Sustainable protected areas: synergies between biodiversity conservation and socioeconomic development.

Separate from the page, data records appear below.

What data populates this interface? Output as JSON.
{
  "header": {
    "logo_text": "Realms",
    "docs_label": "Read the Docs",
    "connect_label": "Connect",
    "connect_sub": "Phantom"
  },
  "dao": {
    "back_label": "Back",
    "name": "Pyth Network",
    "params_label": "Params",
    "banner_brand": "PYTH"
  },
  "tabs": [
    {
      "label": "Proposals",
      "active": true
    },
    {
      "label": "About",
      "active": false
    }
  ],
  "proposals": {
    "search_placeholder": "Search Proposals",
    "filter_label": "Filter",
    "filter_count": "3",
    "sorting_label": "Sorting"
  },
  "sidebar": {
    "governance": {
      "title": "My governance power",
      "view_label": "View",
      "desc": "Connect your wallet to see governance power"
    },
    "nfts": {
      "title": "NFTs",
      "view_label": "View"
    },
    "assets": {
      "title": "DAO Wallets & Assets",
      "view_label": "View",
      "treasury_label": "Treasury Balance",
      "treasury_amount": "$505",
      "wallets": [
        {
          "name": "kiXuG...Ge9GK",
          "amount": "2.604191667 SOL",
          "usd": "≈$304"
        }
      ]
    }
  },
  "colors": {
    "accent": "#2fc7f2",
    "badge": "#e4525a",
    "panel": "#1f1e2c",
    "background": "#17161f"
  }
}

Reconciling conservation and socioeconomic development goals is key to sustainability but remains a source of fierce debate. Protected areas (PAs) are believed to play an essential role in achieving these seemingly conflicting goals. Yet, there is limited evidence as to whether PAs are actually achieving the two goals simultaneously. Here, we investigate when and to what extent synergies or trade-offs between biodiversity conservation and local socioeconomic development occur. To explore these relationships, we collected data across a wide range of socioeconomic settings through face-to-face survey with PA managers from 114 African and European PAs using structured questionnaire. We found synergies between biodiversity conservation and socioeconomic development for 62% of the PAs, albeit with significant differences between African (55%) and European PAs (75%). Moreover, the sustainability of PAs in conserving biodiversity was strongly correlated with the empowerment of the PA management and the involvement of local communities in PA planning and decision-making processes. Our results demonstrate that for PAs to promote synergies between biodiversity conservation and local socioeconomic development, and to enhance their long-term sustainability, they should invest in the empowerment of their respective management and involvement of local communities in their planning and management activities.